Land Parcel: A portion of land variably described as a 'land parcel', 'immovable property', or 'real estate', etc., which becomes a 'land asset' when it is linked, through recognised ownership, right or interest of people and legal entities in that land. In describing the land parcel, efforts should be made to determine the extent to which the 'skies above and the soil below' are included or excluded in that land parcel, as property law changes from country to country.

Land Tenure: The rules and arrangements connected with owning specified interests in the land. This can be defined as the relationship, whether legally or customarily defined, among people, as individuals or groups, with respect to land and associated natural resources (water, trees, minerals, wildlife, etc.). Rules of tenure define how property rights in land are to be allocated within societies.

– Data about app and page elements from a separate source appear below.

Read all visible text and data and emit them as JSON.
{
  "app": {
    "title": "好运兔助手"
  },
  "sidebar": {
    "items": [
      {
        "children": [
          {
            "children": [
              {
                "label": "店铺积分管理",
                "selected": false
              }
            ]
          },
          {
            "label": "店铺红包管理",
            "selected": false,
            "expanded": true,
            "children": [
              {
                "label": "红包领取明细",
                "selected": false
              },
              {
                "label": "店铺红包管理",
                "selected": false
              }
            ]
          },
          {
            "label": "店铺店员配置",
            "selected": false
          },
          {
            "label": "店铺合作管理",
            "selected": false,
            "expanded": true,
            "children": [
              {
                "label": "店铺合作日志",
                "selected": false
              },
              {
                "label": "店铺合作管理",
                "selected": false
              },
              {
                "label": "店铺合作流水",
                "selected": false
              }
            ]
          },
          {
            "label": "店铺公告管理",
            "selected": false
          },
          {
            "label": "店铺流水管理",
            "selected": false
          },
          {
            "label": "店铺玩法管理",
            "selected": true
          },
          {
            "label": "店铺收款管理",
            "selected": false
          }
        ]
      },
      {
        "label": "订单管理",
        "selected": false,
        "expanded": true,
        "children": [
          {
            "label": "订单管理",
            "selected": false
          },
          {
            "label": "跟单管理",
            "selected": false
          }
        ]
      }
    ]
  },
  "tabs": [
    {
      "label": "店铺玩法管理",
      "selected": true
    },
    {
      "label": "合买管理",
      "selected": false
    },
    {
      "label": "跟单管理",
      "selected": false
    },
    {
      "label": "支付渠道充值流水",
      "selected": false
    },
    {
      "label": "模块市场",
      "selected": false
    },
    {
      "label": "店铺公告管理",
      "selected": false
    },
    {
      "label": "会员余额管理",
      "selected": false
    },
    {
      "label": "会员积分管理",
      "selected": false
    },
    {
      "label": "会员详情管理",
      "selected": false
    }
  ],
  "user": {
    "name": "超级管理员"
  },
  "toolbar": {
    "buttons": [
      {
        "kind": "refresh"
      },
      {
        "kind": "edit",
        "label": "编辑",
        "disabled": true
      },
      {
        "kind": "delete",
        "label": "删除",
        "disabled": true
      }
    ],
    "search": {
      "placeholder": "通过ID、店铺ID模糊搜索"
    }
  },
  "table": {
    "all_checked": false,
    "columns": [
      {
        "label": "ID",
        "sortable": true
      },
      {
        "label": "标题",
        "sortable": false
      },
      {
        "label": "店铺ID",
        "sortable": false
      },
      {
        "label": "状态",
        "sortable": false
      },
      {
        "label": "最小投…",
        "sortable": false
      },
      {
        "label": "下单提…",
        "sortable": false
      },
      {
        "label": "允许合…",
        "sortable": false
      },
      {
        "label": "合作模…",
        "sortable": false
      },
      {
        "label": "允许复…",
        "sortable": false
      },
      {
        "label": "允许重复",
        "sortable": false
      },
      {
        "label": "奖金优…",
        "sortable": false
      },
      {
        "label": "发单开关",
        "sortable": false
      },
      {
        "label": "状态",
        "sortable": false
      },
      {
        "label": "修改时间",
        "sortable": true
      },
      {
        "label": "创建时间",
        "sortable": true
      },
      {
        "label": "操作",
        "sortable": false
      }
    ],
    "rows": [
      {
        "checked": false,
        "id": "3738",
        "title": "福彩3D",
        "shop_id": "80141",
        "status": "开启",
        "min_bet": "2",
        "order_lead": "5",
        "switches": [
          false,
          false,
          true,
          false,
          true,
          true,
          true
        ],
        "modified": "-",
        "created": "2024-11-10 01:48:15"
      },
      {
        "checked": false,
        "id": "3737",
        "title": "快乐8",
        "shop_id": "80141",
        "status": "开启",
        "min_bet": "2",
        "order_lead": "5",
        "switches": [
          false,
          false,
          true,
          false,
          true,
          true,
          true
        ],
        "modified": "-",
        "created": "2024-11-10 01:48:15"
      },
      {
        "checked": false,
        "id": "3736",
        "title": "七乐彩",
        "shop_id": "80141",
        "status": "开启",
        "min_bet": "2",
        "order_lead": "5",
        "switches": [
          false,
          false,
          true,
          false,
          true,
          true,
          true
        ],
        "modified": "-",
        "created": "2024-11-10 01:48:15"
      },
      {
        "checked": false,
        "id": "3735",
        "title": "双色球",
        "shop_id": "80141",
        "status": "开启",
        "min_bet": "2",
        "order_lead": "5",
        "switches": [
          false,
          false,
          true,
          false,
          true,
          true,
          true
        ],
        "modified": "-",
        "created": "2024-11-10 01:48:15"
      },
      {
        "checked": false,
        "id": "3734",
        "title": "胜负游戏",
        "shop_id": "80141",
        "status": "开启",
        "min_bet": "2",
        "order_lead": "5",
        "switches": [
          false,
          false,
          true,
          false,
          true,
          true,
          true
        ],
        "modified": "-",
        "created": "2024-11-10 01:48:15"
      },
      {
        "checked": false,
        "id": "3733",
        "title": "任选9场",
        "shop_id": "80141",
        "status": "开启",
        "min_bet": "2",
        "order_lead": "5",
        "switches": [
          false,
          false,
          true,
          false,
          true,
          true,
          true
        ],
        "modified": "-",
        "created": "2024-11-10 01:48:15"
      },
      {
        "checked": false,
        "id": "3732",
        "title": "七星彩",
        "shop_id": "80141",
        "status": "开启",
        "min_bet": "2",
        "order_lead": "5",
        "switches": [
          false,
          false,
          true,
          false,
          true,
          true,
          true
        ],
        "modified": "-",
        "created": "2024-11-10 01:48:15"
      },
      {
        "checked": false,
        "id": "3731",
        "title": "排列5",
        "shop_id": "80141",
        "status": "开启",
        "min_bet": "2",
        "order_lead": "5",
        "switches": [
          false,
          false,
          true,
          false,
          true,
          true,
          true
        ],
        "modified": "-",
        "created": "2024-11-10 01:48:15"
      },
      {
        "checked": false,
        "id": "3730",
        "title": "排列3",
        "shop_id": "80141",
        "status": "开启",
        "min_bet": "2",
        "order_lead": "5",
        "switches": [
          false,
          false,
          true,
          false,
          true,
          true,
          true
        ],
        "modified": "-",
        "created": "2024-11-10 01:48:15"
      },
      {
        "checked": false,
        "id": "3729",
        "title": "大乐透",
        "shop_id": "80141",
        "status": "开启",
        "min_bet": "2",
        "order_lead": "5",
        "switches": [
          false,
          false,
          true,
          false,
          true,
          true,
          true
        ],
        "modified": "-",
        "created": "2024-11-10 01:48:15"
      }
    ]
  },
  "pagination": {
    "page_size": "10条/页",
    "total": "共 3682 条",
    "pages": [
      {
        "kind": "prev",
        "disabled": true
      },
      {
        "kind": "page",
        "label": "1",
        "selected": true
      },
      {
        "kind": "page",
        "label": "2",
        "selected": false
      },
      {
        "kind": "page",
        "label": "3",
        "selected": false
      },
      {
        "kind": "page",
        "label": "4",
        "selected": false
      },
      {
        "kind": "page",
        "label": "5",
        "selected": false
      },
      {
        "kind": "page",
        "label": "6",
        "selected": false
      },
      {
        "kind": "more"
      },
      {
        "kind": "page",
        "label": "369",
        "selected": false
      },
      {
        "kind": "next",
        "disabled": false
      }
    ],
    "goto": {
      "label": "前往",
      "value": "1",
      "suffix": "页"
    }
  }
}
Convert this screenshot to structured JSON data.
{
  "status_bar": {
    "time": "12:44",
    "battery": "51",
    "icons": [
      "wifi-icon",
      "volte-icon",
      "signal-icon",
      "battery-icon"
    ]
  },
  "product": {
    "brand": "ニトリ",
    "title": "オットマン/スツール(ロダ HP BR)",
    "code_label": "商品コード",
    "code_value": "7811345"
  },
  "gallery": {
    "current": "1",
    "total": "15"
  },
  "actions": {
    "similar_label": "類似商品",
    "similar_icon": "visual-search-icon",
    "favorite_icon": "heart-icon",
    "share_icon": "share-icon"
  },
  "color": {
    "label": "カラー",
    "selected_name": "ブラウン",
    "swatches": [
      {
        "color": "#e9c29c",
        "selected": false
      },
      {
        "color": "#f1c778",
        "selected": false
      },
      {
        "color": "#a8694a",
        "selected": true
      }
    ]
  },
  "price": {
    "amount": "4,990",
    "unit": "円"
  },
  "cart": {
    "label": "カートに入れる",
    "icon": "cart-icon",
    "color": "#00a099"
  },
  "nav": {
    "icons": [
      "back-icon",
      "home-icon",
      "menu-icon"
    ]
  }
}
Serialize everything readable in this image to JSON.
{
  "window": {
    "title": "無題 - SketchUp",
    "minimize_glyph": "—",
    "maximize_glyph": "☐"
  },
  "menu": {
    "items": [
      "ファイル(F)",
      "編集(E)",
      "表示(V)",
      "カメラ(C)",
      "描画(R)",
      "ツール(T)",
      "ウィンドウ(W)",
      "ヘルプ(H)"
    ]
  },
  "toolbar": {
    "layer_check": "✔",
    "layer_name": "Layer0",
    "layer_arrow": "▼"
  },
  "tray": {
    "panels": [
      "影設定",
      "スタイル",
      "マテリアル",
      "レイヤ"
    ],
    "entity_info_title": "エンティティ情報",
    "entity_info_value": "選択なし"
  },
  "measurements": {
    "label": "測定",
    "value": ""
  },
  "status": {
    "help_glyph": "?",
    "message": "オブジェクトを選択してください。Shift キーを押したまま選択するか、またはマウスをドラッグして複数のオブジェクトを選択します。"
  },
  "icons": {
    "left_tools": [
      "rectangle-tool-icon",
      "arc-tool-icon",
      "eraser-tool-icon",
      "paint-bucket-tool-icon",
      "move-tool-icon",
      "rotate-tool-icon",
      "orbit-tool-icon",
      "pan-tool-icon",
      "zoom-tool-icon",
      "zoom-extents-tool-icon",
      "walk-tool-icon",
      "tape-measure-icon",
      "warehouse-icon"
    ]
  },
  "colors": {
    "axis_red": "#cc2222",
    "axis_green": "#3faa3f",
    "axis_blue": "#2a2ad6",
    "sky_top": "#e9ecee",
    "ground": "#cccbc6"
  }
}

Land tenure systems determine who can use what resources for how long, and under what conditions.

Physical Boundary: A physical feature that we can see such as a fence, wall or a hedge, which may, coincidentally, also follow the line of a legal boundary. The legal boundary may run within the physical boundary structure, but it might just as easily run along one particular side of the structure, or include all or any part of an adjoining roadway or stream. Living boundary structures, such as hedges, can be prone to a certain degree of movement. For example, if a hedge is left untended it might take root where it touches the ground and become very wide, making its original line hard to discern. So even if it is clear that the legal boundary ran along the hedge, identifying this boundary on the ground may become very difficult.

Public Legal Restrictions: A number of restrictions on land are a result of actions by government units. Many restrictions, however, are created by land developers. Such devices take several forms and can be either positive or negative in nature. They include defeasible fees, easements, equitable servitudes, and restrictive covenants.

Services: Services include all infrastructural services necessary to ensure the functional performance of the land as described. In urban areas this includes access to metalled roads, piped water, piped sewerage, electricity and telecommunications. In rural areas this will include access to metalled roads, access to water, electricity and sewage treatment facilities.

Site/Land Area: The total spatial area of land contained within the boundaries of a site or parcel of land. It is the area measured within defined boundaries, denominated in metric or imperial measurements. The accuracy of area measurements is dependent on the level of accuracy of the survey on which they are based and the purpose for which they are carried out.

STDM: Social Tenure Domain Model.